Following National Cycle Network 76, I rode through Dunbar, and all the way down to Berwick-upon-tweed.
The little part in Eyemouth is very challenging, going uphill for 200m without a stop!
There are plenty of sheep saying hello to me!
Spent a night camping in a forest in Berwick, the raindrops woke me up in the middle of the night.
The next day I got up quite late, and I was worried that I didn’t have enough time to arrive on time to my next host’s home in Newcastle, riding on muddy and rocky National Cycle Network would only slow me down. That’s why I didn’t listen to my host’s advice, but jumped to the highway A1, passing Alnwick towards Newcastle. It saved me almost 2-3 hours, actually it was not as dangerous as people said. Of course if the ramps could be made wider, it would be much safer. More than 99.9% drivers when they see cyclists on the road, they will overtake us safely, and only do it when there is enough space in the opposite line. Otherwise they would just drive slowly behind us.
In Newcastle, I met my most weird host ever. I was still grateful to use his bathroom and kitchen (I put one spice in my pasta, and then read the due date, it was due in 2004!! Luckily my stomach is tough now!!), and he brought me to a social meeting, but I just didn’t feel he wanted to communicate with me. Maybe we just didn’t click. However, the most awkward thing was the next morning, he tried to help me fix my front break and eventually broke the wire, he then just suggested me to get it fixed in a bike shop instead. (It was 8am but the bike shop opened at 9am)

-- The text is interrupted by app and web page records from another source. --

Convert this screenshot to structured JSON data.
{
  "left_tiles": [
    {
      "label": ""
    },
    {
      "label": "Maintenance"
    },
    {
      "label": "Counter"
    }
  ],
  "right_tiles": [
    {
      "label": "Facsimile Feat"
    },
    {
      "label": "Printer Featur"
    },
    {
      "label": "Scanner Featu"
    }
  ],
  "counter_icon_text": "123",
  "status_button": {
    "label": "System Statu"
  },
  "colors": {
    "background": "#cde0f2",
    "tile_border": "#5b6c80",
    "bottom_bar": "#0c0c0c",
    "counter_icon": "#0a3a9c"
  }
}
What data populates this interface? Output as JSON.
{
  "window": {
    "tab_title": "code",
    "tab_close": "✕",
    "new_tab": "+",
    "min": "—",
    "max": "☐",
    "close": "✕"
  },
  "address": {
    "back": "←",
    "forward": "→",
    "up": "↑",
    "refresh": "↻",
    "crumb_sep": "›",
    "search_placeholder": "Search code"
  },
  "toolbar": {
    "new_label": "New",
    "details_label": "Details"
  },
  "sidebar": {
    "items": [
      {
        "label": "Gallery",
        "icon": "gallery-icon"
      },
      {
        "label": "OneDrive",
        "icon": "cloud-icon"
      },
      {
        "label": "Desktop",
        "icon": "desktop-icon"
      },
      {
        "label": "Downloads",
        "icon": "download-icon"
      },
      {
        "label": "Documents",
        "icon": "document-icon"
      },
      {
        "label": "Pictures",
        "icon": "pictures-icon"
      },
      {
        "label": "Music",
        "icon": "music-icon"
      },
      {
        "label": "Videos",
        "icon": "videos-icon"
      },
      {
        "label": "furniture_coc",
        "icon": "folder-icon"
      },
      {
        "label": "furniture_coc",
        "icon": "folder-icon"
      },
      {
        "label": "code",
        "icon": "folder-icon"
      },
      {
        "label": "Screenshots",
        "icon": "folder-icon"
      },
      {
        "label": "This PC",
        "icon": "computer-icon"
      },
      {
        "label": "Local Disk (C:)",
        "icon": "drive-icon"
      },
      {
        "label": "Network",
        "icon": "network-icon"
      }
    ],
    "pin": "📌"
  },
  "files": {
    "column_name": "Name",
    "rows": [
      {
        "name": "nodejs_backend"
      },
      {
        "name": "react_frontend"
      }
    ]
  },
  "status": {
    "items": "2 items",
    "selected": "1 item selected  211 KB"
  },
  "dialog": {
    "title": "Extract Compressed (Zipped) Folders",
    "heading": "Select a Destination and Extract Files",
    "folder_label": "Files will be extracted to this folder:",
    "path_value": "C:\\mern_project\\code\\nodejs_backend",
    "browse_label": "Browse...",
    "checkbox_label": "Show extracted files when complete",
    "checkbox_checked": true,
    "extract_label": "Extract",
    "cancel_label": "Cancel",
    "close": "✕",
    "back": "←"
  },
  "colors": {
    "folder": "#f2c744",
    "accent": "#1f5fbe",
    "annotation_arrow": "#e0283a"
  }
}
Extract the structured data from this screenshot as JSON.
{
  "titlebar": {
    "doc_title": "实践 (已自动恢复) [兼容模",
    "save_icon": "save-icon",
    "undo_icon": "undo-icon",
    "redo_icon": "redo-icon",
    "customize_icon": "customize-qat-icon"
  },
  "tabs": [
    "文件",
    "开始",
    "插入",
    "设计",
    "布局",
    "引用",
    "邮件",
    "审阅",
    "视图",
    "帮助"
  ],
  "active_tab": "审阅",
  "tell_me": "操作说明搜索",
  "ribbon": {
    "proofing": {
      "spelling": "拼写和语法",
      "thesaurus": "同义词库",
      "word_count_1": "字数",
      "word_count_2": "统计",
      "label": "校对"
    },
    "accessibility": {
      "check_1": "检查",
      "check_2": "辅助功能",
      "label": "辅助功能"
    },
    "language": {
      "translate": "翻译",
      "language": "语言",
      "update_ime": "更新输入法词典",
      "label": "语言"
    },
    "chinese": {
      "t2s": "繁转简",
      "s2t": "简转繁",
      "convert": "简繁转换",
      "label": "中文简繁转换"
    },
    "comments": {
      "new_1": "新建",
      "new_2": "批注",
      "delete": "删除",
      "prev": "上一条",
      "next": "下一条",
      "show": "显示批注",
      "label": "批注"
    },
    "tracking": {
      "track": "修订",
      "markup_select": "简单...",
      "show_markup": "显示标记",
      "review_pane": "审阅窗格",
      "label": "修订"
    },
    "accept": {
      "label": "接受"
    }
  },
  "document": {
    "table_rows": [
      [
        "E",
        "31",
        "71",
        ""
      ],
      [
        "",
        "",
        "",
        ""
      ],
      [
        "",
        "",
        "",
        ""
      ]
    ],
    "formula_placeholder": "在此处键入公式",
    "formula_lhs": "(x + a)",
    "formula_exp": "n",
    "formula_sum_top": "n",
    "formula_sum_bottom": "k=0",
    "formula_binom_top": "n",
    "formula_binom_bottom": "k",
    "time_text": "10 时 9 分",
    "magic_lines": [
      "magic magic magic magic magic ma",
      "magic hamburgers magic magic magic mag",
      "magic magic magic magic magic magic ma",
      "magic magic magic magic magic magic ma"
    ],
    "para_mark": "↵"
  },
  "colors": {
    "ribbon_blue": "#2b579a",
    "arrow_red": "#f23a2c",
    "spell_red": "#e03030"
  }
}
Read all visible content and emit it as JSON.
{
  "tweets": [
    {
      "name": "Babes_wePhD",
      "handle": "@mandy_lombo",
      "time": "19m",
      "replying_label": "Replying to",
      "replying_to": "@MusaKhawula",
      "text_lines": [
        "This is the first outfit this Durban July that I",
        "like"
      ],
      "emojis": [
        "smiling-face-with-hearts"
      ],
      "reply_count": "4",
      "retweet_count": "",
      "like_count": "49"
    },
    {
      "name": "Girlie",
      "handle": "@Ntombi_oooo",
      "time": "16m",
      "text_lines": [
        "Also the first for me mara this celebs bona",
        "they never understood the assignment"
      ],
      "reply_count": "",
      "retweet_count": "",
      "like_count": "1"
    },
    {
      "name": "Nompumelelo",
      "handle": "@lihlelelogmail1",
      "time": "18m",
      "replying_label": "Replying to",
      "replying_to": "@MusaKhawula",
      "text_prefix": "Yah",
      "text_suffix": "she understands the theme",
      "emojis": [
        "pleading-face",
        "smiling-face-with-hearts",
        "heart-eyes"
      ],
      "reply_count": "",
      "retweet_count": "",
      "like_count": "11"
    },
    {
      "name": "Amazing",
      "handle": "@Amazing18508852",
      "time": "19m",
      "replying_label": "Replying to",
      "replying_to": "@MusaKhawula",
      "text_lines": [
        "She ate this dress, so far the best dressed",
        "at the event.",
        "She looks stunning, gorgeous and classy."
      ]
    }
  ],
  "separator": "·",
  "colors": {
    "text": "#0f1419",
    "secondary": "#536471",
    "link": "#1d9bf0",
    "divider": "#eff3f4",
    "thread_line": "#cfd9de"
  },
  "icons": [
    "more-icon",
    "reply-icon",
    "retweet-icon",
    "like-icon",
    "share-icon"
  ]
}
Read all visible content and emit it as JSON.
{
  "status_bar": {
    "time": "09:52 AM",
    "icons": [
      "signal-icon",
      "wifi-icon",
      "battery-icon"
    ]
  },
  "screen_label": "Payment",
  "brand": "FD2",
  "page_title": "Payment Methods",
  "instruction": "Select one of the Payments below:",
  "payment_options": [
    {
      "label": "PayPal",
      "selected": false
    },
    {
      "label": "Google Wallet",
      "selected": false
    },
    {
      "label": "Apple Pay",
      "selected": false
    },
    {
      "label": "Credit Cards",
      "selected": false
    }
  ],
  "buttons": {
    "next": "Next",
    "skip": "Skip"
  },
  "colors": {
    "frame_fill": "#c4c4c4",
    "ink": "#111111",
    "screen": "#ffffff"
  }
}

After I get the break fixed, I chose to stay on National Cycle Network again, but it was proved to be a wrong choice. I cleaned my bike in Newcastle, but then the next day it was covered with mud again. And even worse, some of the routes require me to carry my bike to climb up or down 20 steps!! Are you kidding me?? I also don’t like those roads paved with big rocks or big pebbles, it is too bumpy and shaky to ride on these bad roads!
In October, the daylight is getting shorter obviously. I had to stop riding at around 6pm, as I don’t enjoy riding at night unless it is essential. There was a big theme park set up in the middle of a small town called Yarm. I stopped for a while to absorb the joyful atmosphere!
I couldn’t find a place to camp inside town, so I rode further and located a patch of green on my Google map, that is actually a private property, but all the lights were off. I took the risk of being kicked out (the chance is very low I guess) and set up my tent in dark. And I didn’t want to wake up anyone when I started cooking, so I tried my first time to cook inside my tent. That was a terrible decision, I almost burnt my tent or suffocated inside!! Since my coka-cola stove has no ways to turn down the flame, it is quite dangerous! My tent trapped all the heat within, it was very warm, but at the same time, it consumed all the oxygen. At that moment, you should put out the fire or open a door to breathe. I chose the latter, and finally finished my risky cooking.
The next morning after I packed up all my things, right before I set off, a guy came out from the house…
Guy: What are you doing?
Me: I was camping here last night but I am leaving now.
Guy: What? You can’t do that!!
Me: I am sorry but I am going now, thank you!
Heading towards Leeds, I saw a pretty rainbow again!
Thanks to my old schoolmate James for hosting me, last time we met was already 8-9 years ago in Hongkong. Things changed, time flew but friendship always last! Catching up with old friends is always interesting, to see how the society shaped us into totally different persons!
Edinburgh to Newcastle 210km
Newcastle to Leeds 174km